ANDREJ PLENKOVIĆ, Prime Minister of Croatia, citing the Russian Federation’s aggression against Ukraine — with partial mobilization in effect and sham referenda — noted that three decades ago, his country was war-ravaged and in jeopardy, facing armed aggression with almost a third of its territory occupied. The Croatian people know what it means to be under attack and what it takes to defend their homeland. Today, it is an exporter of peace and stability, a humanitarian donor worldwide, a popular tourist destination, and produces the fastest electric car in the world. Success was possible, he affirmed, if one was determined and had a vision of the future. Croatia immediately and unequivocally extended support and solidarity to Ukraine — political, humanitarian, economic and military — as to do otherwise would be a betrayal of the principles and values its people hold dear. This time around, he noted, Europe and its partners came together to stand up to aggression.
While democratic systems are challenged by the fallacious and dangerous thesis that autocracy is ultimately a more efficient and pragmatic way to govern — and national dialogues are distorted by disinformation, fake news and hybrid attacks — “on the cross-road between democracy and autocracy, our choice should remain clear,” he stressed. The international community must stand united and step up efforts in reorganizing energy supply lines. “We cannot accept extortion, and we cannot be held hostage over food and energy,” he stated.
Croatia is contributing by its liquefied natural gas terminal on the Adriatic island of Krk — and beyond ensuring its own needs, is now able to supply its neighbours and other countries in Central Europe. Almost half of the country’s electricity production is already coming from renewables.

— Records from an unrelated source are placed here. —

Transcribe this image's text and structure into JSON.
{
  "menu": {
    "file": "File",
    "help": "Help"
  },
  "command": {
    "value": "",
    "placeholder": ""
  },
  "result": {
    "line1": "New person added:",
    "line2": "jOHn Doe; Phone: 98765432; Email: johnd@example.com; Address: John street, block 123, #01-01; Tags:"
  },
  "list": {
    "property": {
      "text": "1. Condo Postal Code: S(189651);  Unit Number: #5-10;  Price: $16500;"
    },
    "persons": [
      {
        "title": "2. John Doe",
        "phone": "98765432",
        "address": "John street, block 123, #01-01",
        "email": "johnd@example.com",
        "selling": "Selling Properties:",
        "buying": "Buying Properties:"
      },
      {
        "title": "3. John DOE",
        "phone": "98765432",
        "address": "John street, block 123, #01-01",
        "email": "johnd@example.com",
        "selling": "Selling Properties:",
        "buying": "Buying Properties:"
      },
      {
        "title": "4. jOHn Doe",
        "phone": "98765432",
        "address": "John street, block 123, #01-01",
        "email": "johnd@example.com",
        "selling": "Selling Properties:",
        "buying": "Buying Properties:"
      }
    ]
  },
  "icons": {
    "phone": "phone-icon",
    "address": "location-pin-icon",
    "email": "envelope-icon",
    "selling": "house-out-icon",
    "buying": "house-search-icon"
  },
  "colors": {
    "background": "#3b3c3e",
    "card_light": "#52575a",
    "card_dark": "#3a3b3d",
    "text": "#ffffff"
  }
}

Citing the intolerable imbalance in greenhouse gas emissions — the richest 1 per cent in the world are responsible for 15 per cent — he noted his Government was working to alleviate the burden of the energy crisis for households and businesses, schools and hospitals, implementing a national package worth more than 6 per cent of gross domestic product (GDP).
Ahead of the twenty-seventh Conference of the Parties of the United Nations Framework Convention on Climate Change in Egypt, the international community must strengthen cooperation to find mechanisms and financial resources to fight climate change on national, regional and global levels. He further stated that in the coming months, Croatia would join a group of only 15 other countries that are members of the European Union, NATO, the Eurozone and the Schengen area. Croatia also pays special attention to Southeast Europe, a region still not fully integrated into the European Union.

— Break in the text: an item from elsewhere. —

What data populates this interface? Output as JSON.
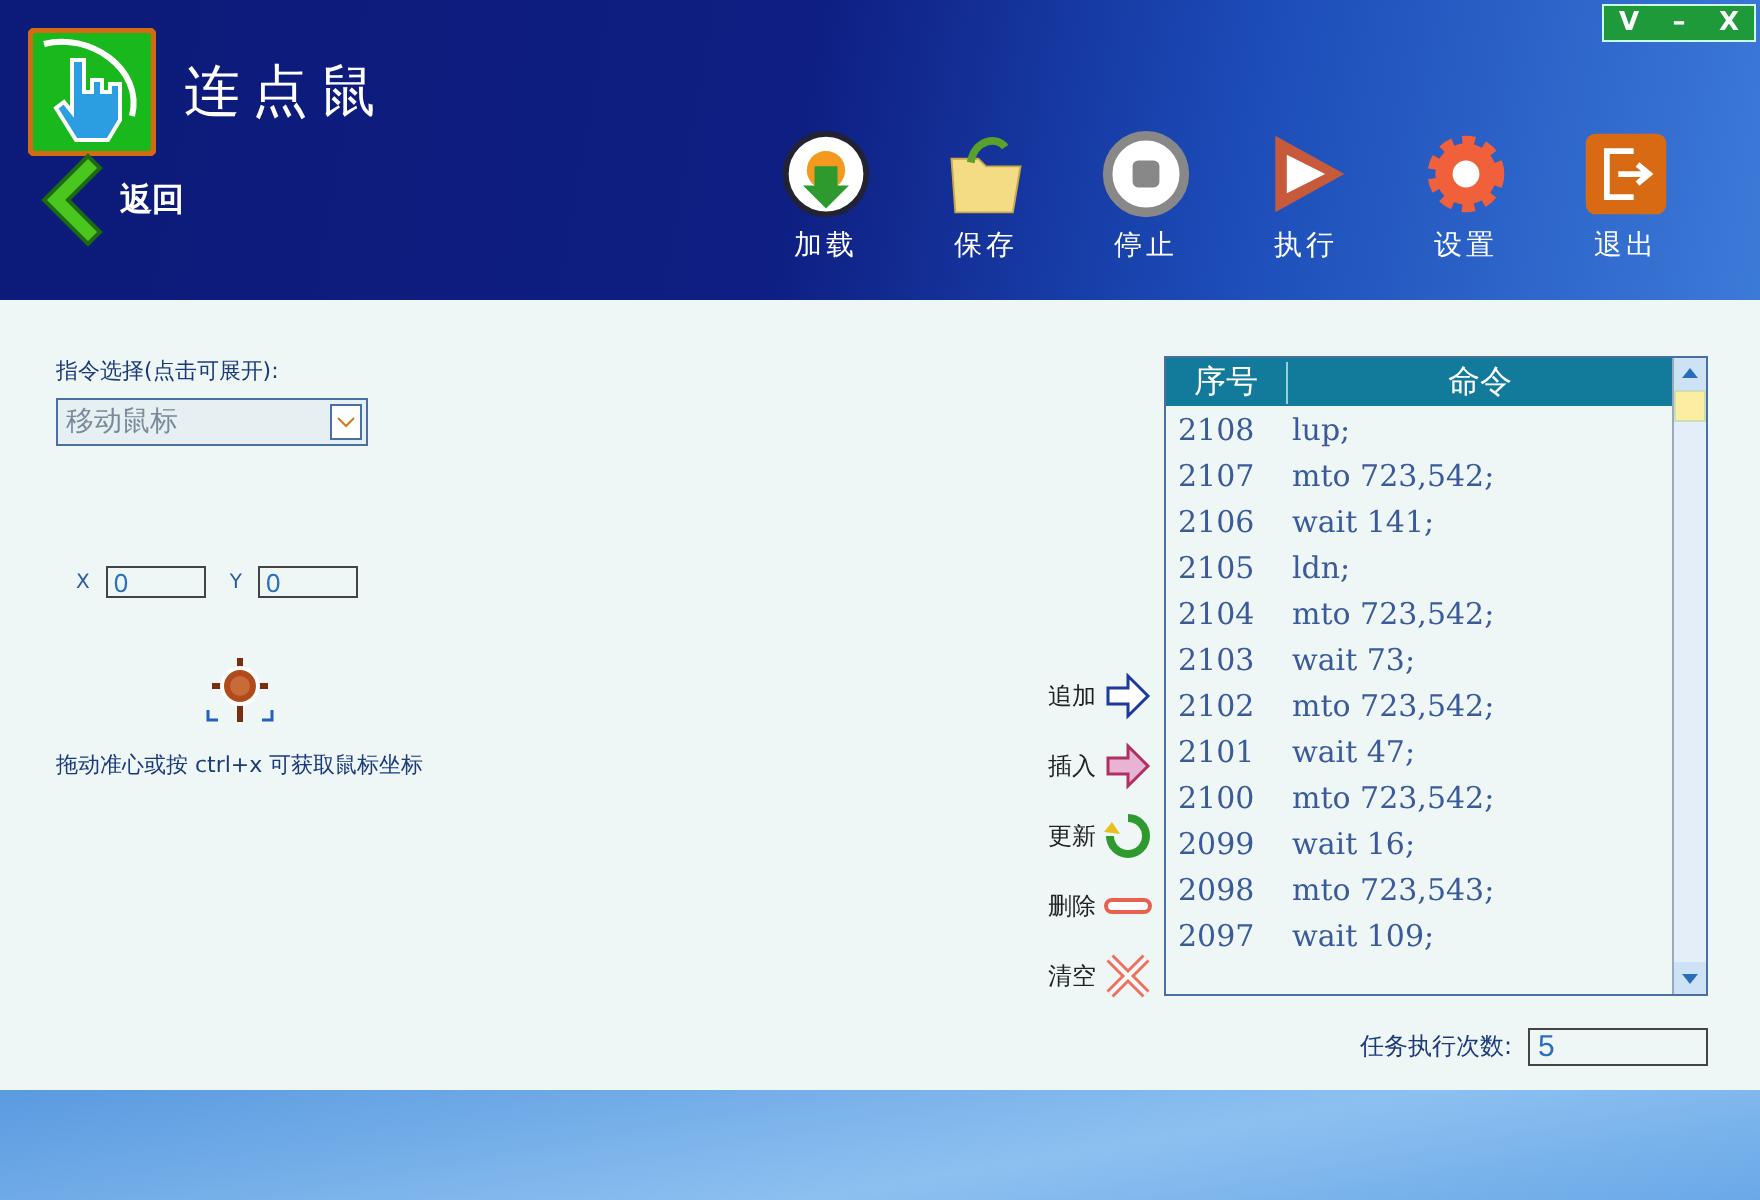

He voiced support for a prosperous and functional Bosnia and Herzegovina, progressing firmly on the path to membership. However, as Bosniak political leaders have publicly admitted they had no true intention to come to a deal over electoral reform in line with the Constitutional Court verdict, the only way forward remains for High Representative Christian Schmidt to use his powers to ensure legitimate representation and equality of Bosnian Croats in the country’s institutions. As the least numerous among the constituent peoples, he stated the Croats in Bosnia-Herzegovina demand no favours, only equality. On the international scene, “we must build, protect and defend, and stand up to those who destroy, lie and loot,” he stressed. As the world witnesses aggression and atrocities on European soil again, and the rule of power threatens to bring the world order down, “we owe it to future generations to be on the right side of history.” The international community must foster unity and stand with Ukraine in the fight for its own existence.